Honestly, I started writing three different stories that showed how loyalty to my kids had cost me some friendship credit with my girlfriends. But then, I deleted them.
The cost of my loyalty to my kids is not something I need to brag about—or even declare to the world. AND YOU DON’T NEED TO JUSTIFY YOURS EITHER.
Just like we would not have traded our toddler’s antics and fits in the middle of the restaurant for someone else’s, we wouldn’t trade our adult kids’ stories and CRAZY with anyone else either—so breathe.
The cost of my loyalty is similar to last weekend when I was taking homemade pizza to my daughter- in- love so we could spend time admiring my four-month old grandson. When she reminded me to leave the cheese off her half (baby reacts to dairy!) I remarked, “Oh, the things we give up for our kids!” Her immediate response, “Totally worth it!”
Giving up the high opinion of a few friends, or even (as happened to me years ago) losing a friend to stay loyal to your children… is totally worth it.
If loyalty is, and always has been, perceived as obsolete, why do we continue to praise it? Because loyalty is essential to the most basic things that make life livable. Without loyalty there can be no love. Without loyalty there can be no family. Without loyalty there can be no friendship. Without loyalty there can be no commitment to community or country. And without those things, there can be no society.
I can’t imagine how you are hurting…
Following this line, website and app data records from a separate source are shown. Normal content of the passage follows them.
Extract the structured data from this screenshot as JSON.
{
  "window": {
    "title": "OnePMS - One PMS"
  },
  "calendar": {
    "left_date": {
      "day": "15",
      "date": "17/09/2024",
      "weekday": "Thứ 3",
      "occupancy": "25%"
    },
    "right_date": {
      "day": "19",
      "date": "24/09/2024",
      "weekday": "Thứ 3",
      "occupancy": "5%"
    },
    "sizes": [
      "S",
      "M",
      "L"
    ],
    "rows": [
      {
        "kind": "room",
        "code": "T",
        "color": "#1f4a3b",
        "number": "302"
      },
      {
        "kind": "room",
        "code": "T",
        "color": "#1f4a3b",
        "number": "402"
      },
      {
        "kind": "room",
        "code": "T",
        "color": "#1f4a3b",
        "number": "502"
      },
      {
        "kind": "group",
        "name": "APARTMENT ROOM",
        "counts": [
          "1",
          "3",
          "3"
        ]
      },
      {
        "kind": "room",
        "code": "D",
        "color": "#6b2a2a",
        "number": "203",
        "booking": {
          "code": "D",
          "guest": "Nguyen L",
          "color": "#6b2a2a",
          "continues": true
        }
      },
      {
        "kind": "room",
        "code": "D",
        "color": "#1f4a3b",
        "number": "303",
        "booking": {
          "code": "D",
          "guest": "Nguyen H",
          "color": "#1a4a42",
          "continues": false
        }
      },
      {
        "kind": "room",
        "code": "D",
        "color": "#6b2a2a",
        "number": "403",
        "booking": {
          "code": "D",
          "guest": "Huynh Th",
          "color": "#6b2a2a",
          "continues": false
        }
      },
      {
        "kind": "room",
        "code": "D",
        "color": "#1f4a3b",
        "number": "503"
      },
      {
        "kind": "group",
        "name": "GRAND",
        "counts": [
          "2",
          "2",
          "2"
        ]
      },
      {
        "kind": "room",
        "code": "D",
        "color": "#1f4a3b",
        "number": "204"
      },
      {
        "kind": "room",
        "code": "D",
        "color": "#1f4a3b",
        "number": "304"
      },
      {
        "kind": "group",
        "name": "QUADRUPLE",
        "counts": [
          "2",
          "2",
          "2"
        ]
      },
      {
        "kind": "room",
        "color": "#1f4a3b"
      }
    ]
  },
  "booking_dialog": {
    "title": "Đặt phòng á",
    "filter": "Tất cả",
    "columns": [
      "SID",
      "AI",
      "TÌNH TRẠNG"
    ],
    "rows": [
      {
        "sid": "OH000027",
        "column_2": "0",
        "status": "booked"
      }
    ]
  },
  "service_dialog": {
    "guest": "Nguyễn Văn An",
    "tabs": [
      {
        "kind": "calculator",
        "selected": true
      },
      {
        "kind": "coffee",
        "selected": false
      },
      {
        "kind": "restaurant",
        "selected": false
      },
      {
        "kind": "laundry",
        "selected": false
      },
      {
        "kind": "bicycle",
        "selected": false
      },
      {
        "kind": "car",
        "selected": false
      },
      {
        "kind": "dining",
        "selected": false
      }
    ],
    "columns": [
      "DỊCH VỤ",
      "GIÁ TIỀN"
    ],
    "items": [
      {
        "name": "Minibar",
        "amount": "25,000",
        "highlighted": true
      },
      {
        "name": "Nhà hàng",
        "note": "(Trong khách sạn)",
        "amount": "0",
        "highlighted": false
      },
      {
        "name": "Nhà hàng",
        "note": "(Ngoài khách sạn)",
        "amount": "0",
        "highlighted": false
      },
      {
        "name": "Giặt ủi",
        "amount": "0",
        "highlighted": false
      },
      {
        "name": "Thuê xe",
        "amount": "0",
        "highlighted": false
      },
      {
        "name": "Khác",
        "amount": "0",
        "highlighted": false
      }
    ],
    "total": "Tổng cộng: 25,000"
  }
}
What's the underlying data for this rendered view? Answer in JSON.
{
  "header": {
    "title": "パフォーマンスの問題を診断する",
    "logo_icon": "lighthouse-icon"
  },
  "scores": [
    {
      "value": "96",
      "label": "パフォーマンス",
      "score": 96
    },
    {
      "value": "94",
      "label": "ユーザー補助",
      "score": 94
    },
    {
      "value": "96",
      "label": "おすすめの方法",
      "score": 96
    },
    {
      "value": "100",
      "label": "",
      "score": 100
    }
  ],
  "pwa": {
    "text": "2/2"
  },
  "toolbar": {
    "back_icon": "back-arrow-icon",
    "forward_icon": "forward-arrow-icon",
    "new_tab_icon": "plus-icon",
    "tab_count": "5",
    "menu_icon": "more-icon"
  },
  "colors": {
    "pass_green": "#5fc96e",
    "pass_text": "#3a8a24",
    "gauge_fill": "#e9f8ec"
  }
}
I wish it were me instead of you…
If only I could take your pain…
What could we do?
What could we say?
REORDER YOUR LOVES